DATASET ENTRIES -

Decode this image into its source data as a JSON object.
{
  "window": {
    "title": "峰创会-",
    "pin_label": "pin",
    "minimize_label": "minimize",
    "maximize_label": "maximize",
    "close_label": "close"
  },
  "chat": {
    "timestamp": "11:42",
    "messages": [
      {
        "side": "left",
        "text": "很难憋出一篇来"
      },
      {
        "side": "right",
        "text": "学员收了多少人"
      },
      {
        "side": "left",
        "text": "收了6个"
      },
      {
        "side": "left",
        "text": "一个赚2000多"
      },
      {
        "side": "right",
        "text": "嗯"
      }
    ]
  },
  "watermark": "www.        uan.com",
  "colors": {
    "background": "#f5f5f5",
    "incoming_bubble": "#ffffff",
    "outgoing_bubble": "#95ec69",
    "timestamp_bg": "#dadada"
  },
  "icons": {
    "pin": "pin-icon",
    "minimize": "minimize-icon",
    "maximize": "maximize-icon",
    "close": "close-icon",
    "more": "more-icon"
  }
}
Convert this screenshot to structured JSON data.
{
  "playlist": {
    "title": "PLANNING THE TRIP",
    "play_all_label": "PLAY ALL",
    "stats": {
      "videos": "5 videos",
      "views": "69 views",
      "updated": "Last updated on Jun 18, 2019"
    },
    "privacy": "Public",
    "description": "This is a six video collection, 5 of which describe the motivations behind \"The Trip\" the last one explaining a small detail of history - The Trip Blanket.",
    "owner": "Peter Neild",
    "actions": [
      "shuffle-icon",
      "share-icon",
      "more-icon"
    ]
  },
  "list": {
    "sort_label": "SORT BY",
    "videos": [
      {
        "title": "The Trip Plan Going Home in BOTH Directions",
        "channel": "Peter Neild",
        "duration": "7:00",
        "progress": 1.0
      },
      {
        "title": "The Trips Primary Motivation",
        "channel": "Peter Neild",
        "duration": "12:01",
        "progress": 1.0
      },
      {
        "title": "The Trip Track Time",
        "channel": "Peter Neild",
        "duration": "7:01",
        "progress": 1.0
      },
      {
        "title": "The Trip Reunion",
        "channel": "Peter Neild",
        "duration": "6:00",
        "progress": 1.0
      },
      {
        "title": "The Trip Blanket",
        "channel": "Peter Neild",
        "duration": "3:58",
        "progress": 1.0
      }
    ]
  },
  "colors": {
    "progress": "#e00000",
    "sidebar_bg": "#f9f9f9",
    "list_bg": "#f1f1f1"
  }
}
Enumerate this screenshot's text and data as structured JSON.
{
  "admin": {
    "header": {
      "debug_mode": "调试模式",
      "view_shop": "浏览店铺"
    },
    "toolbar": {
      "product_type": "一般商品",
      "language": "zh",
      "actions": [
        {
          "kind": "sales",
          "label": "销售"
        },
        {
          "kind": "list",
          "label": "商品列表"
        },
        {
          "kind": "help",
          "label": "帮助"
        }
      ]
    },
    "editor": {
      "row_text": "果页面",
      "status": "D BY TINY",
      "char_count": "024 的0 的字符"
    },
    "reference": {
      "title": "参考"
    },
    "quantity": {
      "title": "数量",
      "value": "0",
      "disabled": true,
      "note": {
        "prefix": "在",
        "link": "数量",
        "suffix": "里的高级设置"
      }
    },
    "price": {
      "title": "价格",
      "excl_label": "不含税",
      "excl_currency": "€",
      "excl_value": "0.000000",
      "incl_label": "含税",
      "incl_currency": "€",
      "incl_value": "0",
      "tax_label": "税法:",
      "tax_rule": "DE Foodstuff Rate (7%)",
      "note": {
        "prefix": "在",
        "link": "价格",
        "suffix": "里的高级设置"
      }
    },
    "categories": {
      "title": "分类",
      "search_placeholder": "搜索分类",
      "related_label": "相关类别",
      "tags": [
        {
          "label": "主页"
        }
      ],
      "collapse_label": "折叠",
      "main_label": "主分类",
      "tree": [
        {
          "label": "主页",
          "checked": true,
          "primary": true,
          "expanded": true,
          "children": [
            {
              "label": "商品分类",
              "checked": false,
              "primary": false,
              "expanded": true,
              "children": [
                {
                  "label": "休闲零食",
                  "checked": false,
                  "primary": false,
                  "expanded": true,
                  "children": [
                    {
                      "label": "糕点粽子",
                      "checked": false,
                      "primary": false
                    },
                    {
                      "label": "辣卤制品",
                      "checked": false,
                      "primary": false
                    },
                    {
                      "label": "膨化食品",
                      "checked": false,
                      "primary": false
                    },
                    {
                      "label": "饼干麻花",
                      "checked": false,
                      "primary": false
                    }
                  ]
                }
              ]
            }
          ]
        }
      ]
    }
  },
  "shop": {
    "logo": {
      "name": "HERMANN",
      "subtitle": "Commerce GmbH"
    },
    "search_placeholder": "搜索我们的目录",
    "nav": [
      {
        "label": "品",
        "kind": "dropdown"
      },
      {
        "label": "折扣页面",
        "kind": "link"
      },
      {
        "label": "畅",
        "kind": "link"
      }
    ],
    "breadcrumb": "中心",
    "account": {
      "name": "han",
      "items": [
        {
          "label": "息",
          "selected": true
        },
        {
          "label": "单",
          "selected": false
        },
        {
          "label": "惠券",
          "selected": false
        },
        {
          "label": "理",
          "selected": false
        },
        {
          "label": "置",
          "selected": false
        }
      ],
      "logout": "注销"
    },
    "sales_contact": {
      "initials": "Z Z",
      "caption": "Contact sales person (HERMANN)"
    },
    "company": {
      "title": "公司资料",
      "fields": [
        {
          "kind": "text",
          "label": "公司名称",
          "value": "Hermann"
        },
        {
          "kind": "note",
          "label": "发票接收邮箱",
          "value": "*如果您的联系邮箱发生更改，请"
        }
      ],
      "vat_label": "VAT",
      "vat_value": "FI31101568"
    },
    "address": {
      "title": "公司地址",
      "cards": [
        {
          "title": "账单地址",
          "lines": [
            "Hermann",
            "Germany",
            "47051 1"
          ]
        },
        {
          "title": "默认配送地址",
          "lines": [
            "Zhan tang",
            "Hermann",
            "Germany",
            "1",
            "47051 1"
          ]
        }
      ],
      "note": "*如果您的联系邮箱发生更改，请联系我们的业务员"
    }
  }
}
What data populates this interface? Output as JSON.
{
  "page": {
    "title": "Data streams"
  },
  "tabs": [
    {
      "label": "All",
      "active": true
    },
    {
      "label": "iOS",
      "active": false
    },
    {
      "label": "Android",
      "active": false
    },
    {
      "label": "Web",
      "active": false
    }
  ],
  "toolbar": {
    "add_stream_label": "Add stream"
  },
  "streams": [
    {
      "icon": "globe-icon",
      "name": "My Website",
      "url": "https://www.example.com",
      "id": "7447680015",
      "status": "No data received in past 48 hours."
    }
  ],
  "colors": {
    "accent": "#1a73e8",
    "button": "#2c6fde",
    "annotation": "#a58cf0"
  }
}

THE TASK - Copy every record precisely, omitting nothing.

SOLUTION FOR THIS EXERCISE -
Decode this image into its source data as a JSON object.
{
  "window": {
    "title": "峰创会-",
    "pin_label": "pin",
    "minimize_label": "minimize",
    "maximize_label": "maximize",
    "close_label": "close"
  },
  "chat": {
    "timestamp": "11:42",
    "messages": [
      {
        "side": "left",
        "text": "很难憋出一篇来"
      },
      {
        "side": "right",
        "text": "学员收了多少人"
      },
      {
        "side": "left",
        "text": "收了6个"
      },
      {
        "side": "left",
        "text": "一个赚2000多"
      },
      {
        "side": "right",
        "text": "嗯"
      }
    ]
  },
  "watermark": "www.        uan.com",
  "colors": {
    "background": "#f5f5f5",
    "incoming_bubble": "#ffffff",
    "outgoing_bubble": "#95ec69",
    "timestamp_bg": "#dadada"
  },
  "icons": {
    "pin": "pin-icon",
    "minimize": "minimize-icon",
    "maximize": "maximize-icon",
    "close": "close-icon",
    "more": "more-icon"
  }
}
Convert this screenshot to structured JSON data.
{
  "playlist": {
    "title": "PLANNING THE TRIP",
    "play_all_label": "PLAY ALL",
    "stats": {
      "videos": "5 videos",
      "views": "69 views",
      "updated": "Last updated on Jun 18, 2019"
    },
    "privacy": "Public",
    "description": "This is a six video collection, 5 of which describe the motivations behind \"The Trip\" the last one explaining a small detail of history - The Trip Blanket.",
    "owner": "Peter Neild",
    "actions": [
      "shuffle-icon",
      "share-icon",
      "more-icon"
    ]
  },
  "list": {
    "sort_label": "SORT BY",
    "videos": [
      {
        "title": "The Trip Plan Going Home in BOTH Directions",
        "channel": "Peter Neild",
        "duration": "7:00",
        "progress": 1.0
      },
      {
        "title": "The Trips Primary Motivation",
        "channel": "Peter Neild",
        "duration": "12:01",
        "progress": 1.0
      },
      {
        "title": "The Trip Track Time",
        "channel": "Peter Neild",
        "duration": "7:01",
        "progress": 1.0
      },
      {
        "title": "The Trip Reunion",
        "channel": "Peter Neild",
        "duration": "6:00",
        "progress": 1.0
      },
      {
        "title": "The Trip Blanket",
        "channel": "Peter Neild",
        "duration": "3:58",
        "progress": 1.0
      }
    ]
  },
  "colors": {
    "progress": "#e00000",
    "sidebar_bg": "#f9f9f9",
    "list_bg": "#f1f1f1"
  }
}
Enumerate this screenshot's text and data as structured JSON.
{
  "admin": {
    "header": {
      "debug_mode": "调试模式",
      "view_shop": "浏览店铺"
    },
    "toolbar": {
      "product_type": "一般商品",
      "language": "zh",
      "actions": [
        {
          "kind": "sales",
          "label": "销售"
        },
        {
          "kind": "list",
          "label": "商品列表"
        },
        {
          "kind": "help",
          "label": "帮助"
        }
      ]
    },
    "editor": {
      "row_text": "果页面",
      "status": "D BY TINY",
      "char_count": "024 的0 的字符"
    },
    "reference": {
      "title": "参考"
    },
    "quantity": {
      "title": "数量",
      "value": "0",
      "disabled": true,
      "note": {
        "prefix": "在",
        "link": "数量",
        "suffix": "里的高级设置"
      }
    },
    "price": {
      "title": "价格",
      "excl_label": "不含税",
      "excl_currency": "€",
      "excl_value": "0.000000",
      "incl_label": "含税",
      "incl_currency": "€",
      "incl_value": "0",
      "tax_label": "税法:",
      "tax_rule": "DE Foodstuff Rate (7%)",
      "note": {
        "prefix": "在",
        "link": "价格",
        "suffix": "里的高级设置"
      }
    },
    "categories": {
      "title": "分类",
      "search_placeholder": "搜索分类",
      "related_label": "相关类别",
      "tags": [
        {
          "label": "主页"
        }
      ],
      "collapse_label": "折叠",
      "main_label": "主分类",
      "tree": [
        {
          "label": "主页",
          "checked": true,
          "primary": true,
          "expanded": true,
          "children": [
            {
              "label": "商品分类",
              "checked": false,
              "primary": false,
              "expanded": true,
              "children": [
                {
                  "label": "休闲零食",
                  "checked": false,
                  "primary": false,
                  "expanded": true,
                  "children": [
                    {
                      "label": "糕点粽子",
                      "checked": false,
                      "primary": false
                    },
                    {
                      "label": "辣卤制品",
                      "checked": false,
                      "primary": false
                    },
                    {
                      "label": "膨化食品",
                      "checked": false,
                      "primary": false
                    },
                    {
                      "label": "饼干麻花",
                      "checked": false,
                      "primary": false
                    }
                  ]
                }
              ]
            }
          ]
        }
      ]
    }
  },
  "shop": {
    "logo": {
      "name": "HERMANN",
      "subtitle": "Commerce GmbH"
    },
    "search_placeholder": "搜索我们的目录",
    "nav": [
      {
        "label": "品",
        "kind": "dropdown"
      },
      {
        "label": "折扣页面",
        "kind": "link"
      },
      {
        "label": "畅",
        "kind": "link"
      }
    ],
    "breadcrumb": "中心",
    "account": {
      "name": "han",
      "items": [
        {
          "label": "息",
          "selected": true
        },
        {
          "label": "单",
          "selected": false
        },
        {
          "label": "惠券",
          "selected": false
        },
        {
          "label": "理",
          "selected": false
        },
        {
          "label": "置",
          "selected": false
        }
      ],
      "logout": "注销"
    },
    "sales_contact": {
      "initials": "Z Z",
      "caption": "Contact sales person (HERMANN)"
    },
    "company": {
      "title": "公司资料",
      "fields": [
        {
          "kind": "text",
          "label": "公司名称",
          "value": "Hermann"
        },
        {
          "kind": "note",
          "label": "发票接收邮箱",
          "value": "*如果您的联系邮箱发生更改，请"
        }
      ],
      "vat_label": "VAT",
      "vat_value": "FI31101568"
    },
    "address": {
      "title": "公司地址",
      "cards": [
        {
          "title": "账单地址",
          "lines": [
            "Hermann",
            "Germany",
            "47051 1"
          ]
        },
        {
          "title": "默认配送地址",
          "lines": [
            "Zhan tang",
            "Hermann",
            "Germany",
            "1",
            "47051 1"
          ]
        }
      ],
      "note": "*如果您的联系邮箱发生更改，请联系我们的业务员"
    }
  }
}
What data populates this interface? Output as JSON.
{
  "page": {
    "title": "Data streams"
  },
  "tabs": [
    {
      "label": "All",
      "active": true
    },
    {
      "label": "iOS",
      "active": false
    },
    {
      "label": "Android",
      "active": false
    },
    {
      "label": "Web",
      "active": false
    }
  ],
  "toolbar": {
    "add_stream_label": "Add stream"
  },
  "streams": [
    {
      "icon": "globe-icon",
      "name": "My Website",
      "url": "https://www.example.com",
      "id": "7447680015",
      "status": "No data received in past 48 hours."
    }
  ],
  "colors": {
    "accent": "#1a73e8",
    "button": "#2c6fde",
    "annotation": "#a58cf0"
  }
}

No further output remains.